[25] Hugo Krawczyk. SIGMA: the ‘sign-and-mac’ approach to authenticated diffie-hellman and its use in the ike-protocols. In Advances in Cryptology - CRYPTO 2003, 23rd Annual International Cryptology Conference, Santa Barbara, California, USA, August 17-21, 2003, Proceedings, pages 400–425, 2003.

[26] Hugo Krawczyk. Cryptographic extraction and key derivation: The HKDF scheme. In Advances in Cryptology — CRYPTO 2010, volume 6223 of LNCS. Springer, 2010.

[27] Kenneth G. Paterson, Thomas Ristenpart, and Thomas Shrimpton. Tag size does matter: Attacks and proofs for the TLS record protocol. In Advances in Cryptology — ASIACRYPT 2011, volume 7073 of LNCS, pages 372–389. Springer-Verlag, 2011.

[28] Angelo Prado, Neal Harris, and Yoel Gluck. SSL, gone in 30 seconds: A BREACH beyond CRIME. Black Hat 2013, 2013.

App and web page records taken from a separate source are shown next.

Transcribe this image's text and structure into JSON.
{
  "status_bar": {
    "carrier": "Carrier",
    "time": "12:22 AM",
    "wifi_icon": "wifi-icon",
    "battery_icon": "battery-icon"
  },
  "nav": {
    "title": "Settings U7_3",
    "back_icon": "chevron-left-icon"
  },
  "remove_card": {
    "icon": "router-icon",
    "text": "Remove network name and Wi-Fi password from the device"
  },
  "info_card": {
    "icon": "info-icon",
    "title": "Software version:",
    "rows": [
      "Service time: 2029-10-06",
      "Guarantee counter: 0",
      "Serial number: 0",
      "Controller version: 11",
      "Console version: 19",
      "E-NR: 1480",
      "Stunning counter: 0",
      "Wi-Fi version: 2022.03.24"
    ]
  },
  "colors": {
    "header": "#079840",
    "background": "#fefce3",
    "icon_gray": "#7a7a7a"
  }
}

[29] Eric Rescorla. The Transport Layer Security (TLS) Protocol Version 1.3. RFC 8446, August 2018.

[30] Juliano Rizzo and Thai Duong. The CRIME attack. Ekoparty 2012, 2012.

[31] J. Rosenberg, H. Schulzrinne, G. Camarillo, A. Johnston, J. Peterson, R. Sparks, M. Handley, and E. Schooler. SIP: Session Initiation Protocol. RFC 3261, June 2002.

[32] Serge Vaudenay. Security flaws induced by CBC padding – applications to SSL, IPSEC, WTLS. In Proceedings of EUROCRYPT 2002, volume 2332 of LNCS, pages 534–545, 2002.

[33] Serge Vaudenay. On privacy models for RFID. In Advances in cryptology – ASIACRYPT, volume 4833 of LNCS, pages 68–87. Springer, 2007.

[34] Wikipedia. Global surveillance disclosures (2013–present).

Journal Information

Metrics

All Time Past Year Past 30 Days
Abstract Views 0 0 0
Full Text Views 20 20 20
PDF Downloads 16 16 16